They came from the retirement community and the business sector, from the high school and from the work force.
Some 80 residents of Payson, representing all walks of life, came together at Eastern Arizona College-Payson Friday to talk about the future of their community as participants in the Payson 2020 Town Hall.
Despite the diversity of opinions, ideas and attitudes represented by those in attendance, virtually all agreed that it was a positive, and, in many cases, an eye-opening experience.
"When we first started today, we had folks in our group who were from every end of the spectrum on water issues and growth issues," participant Blair Meggitt said Friday. "But communication is everything and the more time you spend communicating the more you discover that you have common needs and wants and common approaches to solutions."

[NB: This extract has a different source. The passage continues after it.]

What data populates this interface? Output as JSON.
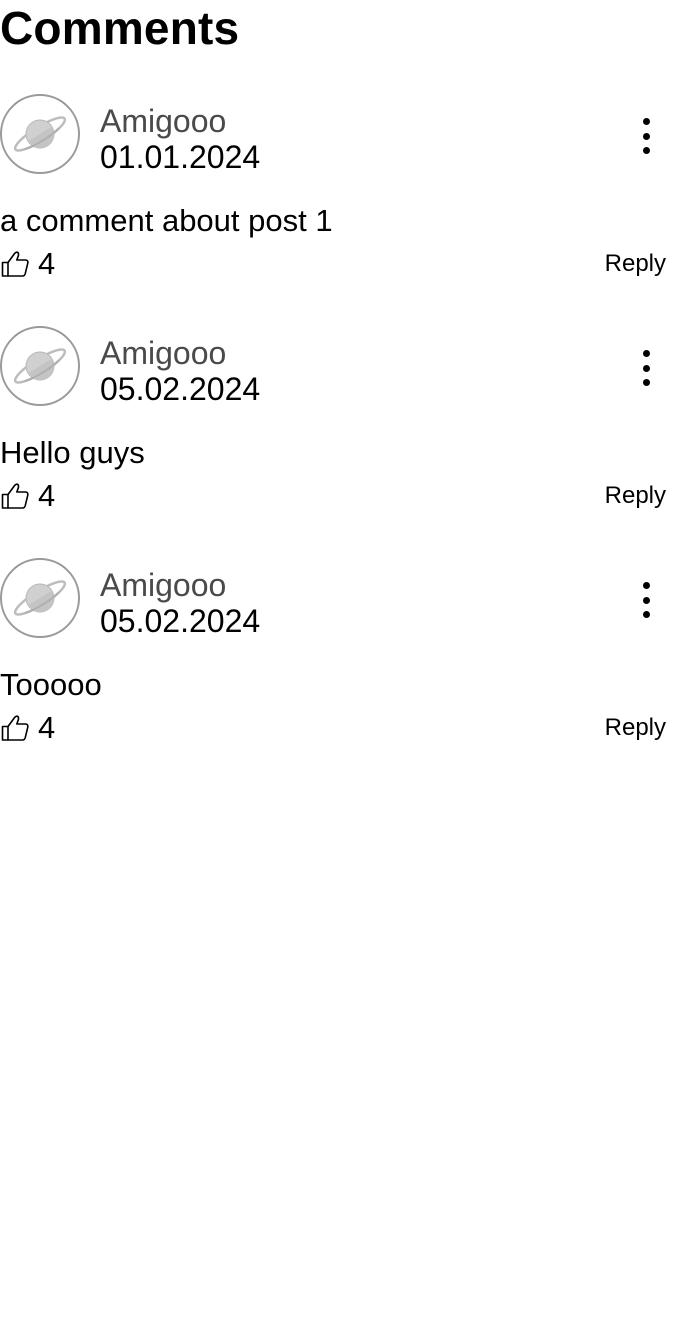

While the final report has not yet been compiled, several key issues emerged as important to the majority of participants. Finding new sources of water and street improvements like widening and adding sidewalks and bicycle lanes were mentioned most often when each of the four groups that participants were divided into gave their final summations to the assemblage.
As Meggitt, who served as spokesperson for the red group, put it, "In everybody's mind, water was the No. 1 issue. In order to grow, we need to be aggressive in finding new sources of water."

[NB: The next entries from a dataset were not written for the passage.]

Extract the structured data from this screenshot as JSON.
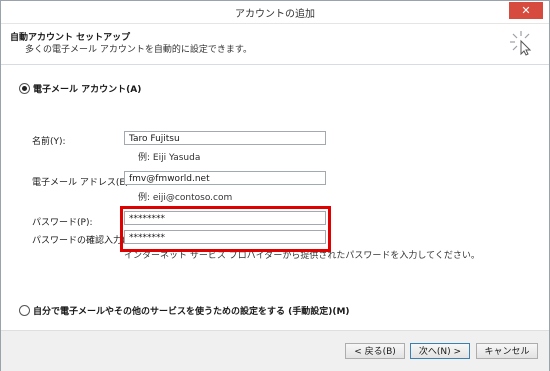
{
  "window": {
    "title": "アカウントの追加",
    "close_label": "✕"
  },
  "header": {
    "title": "自動アカウント セットアップ",
    "subtitle": "多くの電子メール アカウントを自動的に設定できます。"
  },
  "account_type": {
    "email_option": "電子メール アカウント(A)",
    "manual_option": "自分で電子メールやその他のサービスを使うための設定をする (手動設定)(M)",
    "selected": "email"
  },
  "form": {
    "name": {
      "label": "名前(Y):",
      "value": "Taro Fujitsu",
      "example": "例: Eiji Yasuda"
    },
    "email": {
      "label": "電子メール アドレス(E):",
      "value": "fmv@fmworld.net",
      "example": "例: eiji@contoso.com"
    },
    "password": {
      "label": "パスワード(P):",
      "value": "********"
    },
    "password_confirm": {
      "label": "パスワードの確認入力(T):",
      "value": "********"
    },
    "note": "インターネット サービス プロバイダーから提供されたパスワードを入力してください。"
  },
  "buttons": {
    "back": "< 戻る(B)",
    "next": "次へ(N) >",
    "cancel": "キャンセル"
  },
  "colors": {
    "highlight": "#e00000",
    "close": "#d74b3f"
  }
}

While the green group expressed satisfaction with the town's continuing search for new water sources, the subject still landed at the top of its list of priorities for updating Payson's capital improvement plan. "Our biggest one was water," said green spokesperson Robert Ware. "Water, water and water."
The yellow team also ranked new water sources No. 1, but some of its other high priorities, such as swimming pool improvements and Green Valley and Main Street redevelopment, slipped when the group considered which priorities are worth borrowing money to complete.
"When we got down to what we would accept debt for, our priorities changed considerably," yellow spokesperson T.G. Neely said.
While the blue group also had new water sources at the top of its list, the need for economic development projects that eventually lead to more good jobs for the community ranked second ahead of street improvements.
The Roundup asked two participants who represent different ends of the political spectrum to provide overviews of the day's proceedings. Lou Adams, owner of Adams Business Dimensions, is an insurance agent and certified financial planner. He said he was impressed with the demographics in his yellow group.
"We had 20 people total," he said, "nine retirees, three business people, four high school students, one teacher and three employees. Considering that the town is about 50 percent retirees, that's a pretty good mix of what the town actually looks like."
Despite the diversity, Adams was impressed with the way his group came together.
As a member of the noon Rotary Club, Adams knew a lot of the participants, and polled them for their reaction. "I talked to quite a few Rotary people and chamber people and they all felt it was a very positive session," he said. "As a business person, I was very happy with the way it went. It was as fair as it could be, and the facilitators did a great job keeping us on track."
Ruby Finney, retiree, political activist, and member of the Citizens Awareness Committee, a local watchdog group, took exception to some of Adam's observations. She did not, for example, think her green group was as balanced demographically as Adams' yellow group.
"I was surprised that the groups had already been determined when we got there," she said. "In our group of 20, we had 12 people who represented business and development."
As a result, she thinks the outcome was pretty much what "they" felt it should be.
While Finney said she thinks the results were tilted in favor of the developers, she thinks part of the problem was a communication gap.
"The facilitators had easels and recorders, but the feelings and passions of the people didn't come through when what was said got translated into the final reports," she said. "Their job is to reduce things down to the lowest common denominator, to take a point and make a consensus in maybe five or six words. Some things just didn't come out the way I remembered them."
That's why she was happy to see Mayor Ray Schum and Vice Mayor Dick Wolfe spend a lot of time observing the green group.
"On the whole, it was well done," she said. "They did the best they could with the small number who applied to participate."
She and Adams even found some common ground. Adams' yellow group emphasized the need for the community to take a new approach to its many retirees.
Finney said she couldn't agree more.
"I was beginning to feel pretty worthless because the participants didn't seem very favorable toward seniors," she said. "They want our money but they don't want to give us much say.
"We bring big bucks into this community," she said. "We buy homes. We have a decent income. But we don't demand much in return. We are a good, clean, low-cost industry."
Both Finney and Adams praised the high school students who participated in Payson 2020. And both said they thought the forum gave them the opportunity to say what was on their minds.
"I made my points," Finney said.
In the end, the significance of the event lies in how much of the message is translated into action back at Town Hall.
Neely, the spokesperson for Adams' yellow group and a retiree, said, "We had a great day, and I think we all got quite a bit from this whole experience, and we hope that the feedback to the town council is meaningful and we get some positive results from it."
Payson 2020 will be shown on TV7, at 6 p.m. Oct. 25.